Skip to main content
It looks like you're using Internet Explorer 11 or older. This website works best with modern browsers such as the latest versions of Chrome, Firefox, Safari, and Edge. If you continue with this browser, you may see unexpected results.

Finding & Using Articles

Overview

Are you doing research on a given topic but don't know where to start? This guide will lead you through the process of finding and using articles and will also offer some explanations to questions such as:

Why should I use articles?

How do I find articles?

What's a periodical?

What's a database?

Why should I use articles?

  • Because articles tend to focus on a single topic, they are a great place to find highly specific information.
  • Articles are often the first place where new research is discussed, and in some disciplines, may be the primary means of conveying information.
  • Articles cover many types of publications including: journals, magazines, newspapers, trade journals and newsletters.

 

 

How do I find articles?

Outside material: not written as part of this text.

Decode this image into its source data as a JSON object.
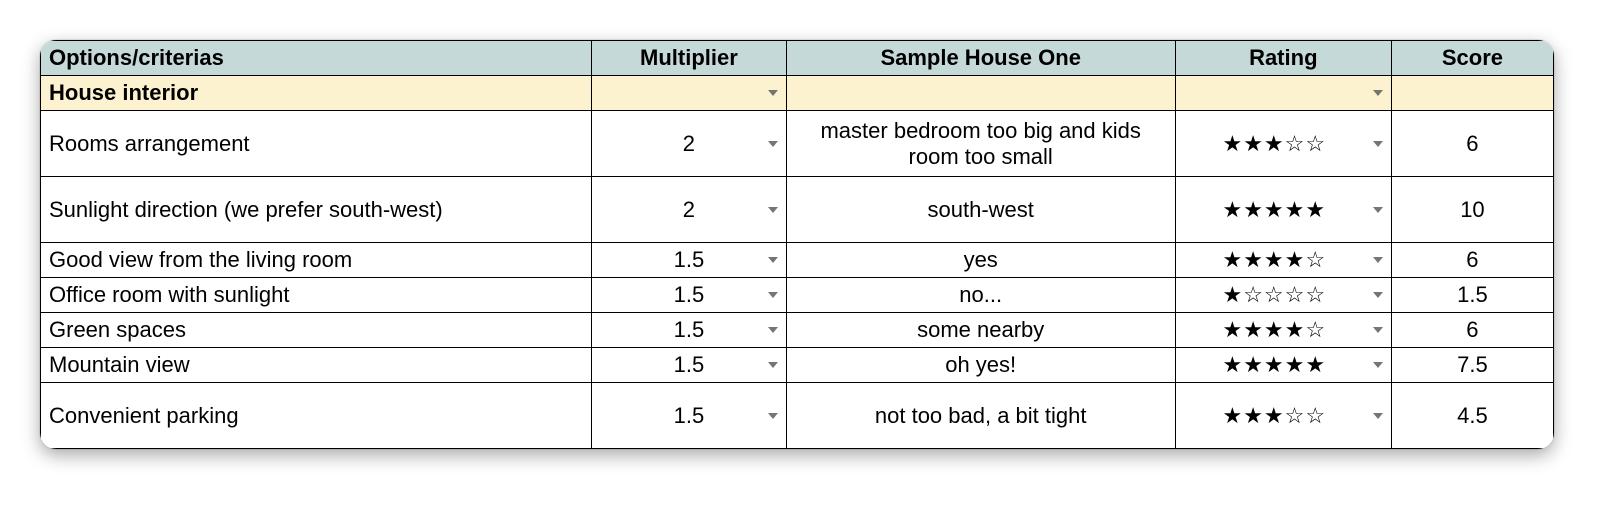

  • Slide 5 To find articles, you will need to search within a database.
  • Scroll through the list of databases to find the one that best meets your research needs.
  • Search the selected article database using words you might expect to find in the title or subject of the article.
  • Limit your searches to FULL TEXT for immediate access to complete articles.

 

 

What's a Periodical?

A periodical is any publication that is issued in regular intervals (i.e. "periodically").

This includes newspapers, magazines, trade publications and scholarly journals.*

Each of these resources contain articles that can be used in different ways.

It is important to be able to correctly identify the articles you are using and to know how to use them in the appropriate contexts.

If you are writing a serious essay, you probably want to consider using academic journal articles.

If you're investigating current events, you could consider using newspaper or magazine articles.

Also keep in mind the assignment you are working on and what you've been asked to do. Have you been specifically asked to use a certain type of article? (i.e. one that is peer-reviewed?)

* Please see the tabs located above for details and resources related to each type of periodical.

 

What's a Database?

Databases are library resources that gather different kinds of information together.

Periodical databases group articles together which you can search by subject or topic using keywords.

Using the library's electronic research databases (sometimes called periodical databases) for your college research allows you to search many articles on specific topics at once.

Using George Brown's library website you can check out the e-resources section which has an A-Z database listing and also a listing of databases by subject.

Each database has been described in detail, indicating what kind of articles they contain (newspapers, magazines, academic, peer-reviewed, etc).

For example:

ALT HealthWatch (EBSCO)This alternative health database provides full text for 140 publications in the collection, including full text for many peer-reviewed journals. Alt HealthWatch provides in-depth coverage across the full spectrum of subject areas covered by complementary and alternative medicine dating back to 1990.

Once you've found the database that's right for you, click the [On & Off Campus] link to enter. (Please note: Sometimes databases require you to go through one or more intermediate screens before you can begin searching for articles).

If you are working from Off Campus, please see the Off Campus Access tab for details.

If you still can't find the database you need, or you've found it but aren't sure how to use it, please ask us!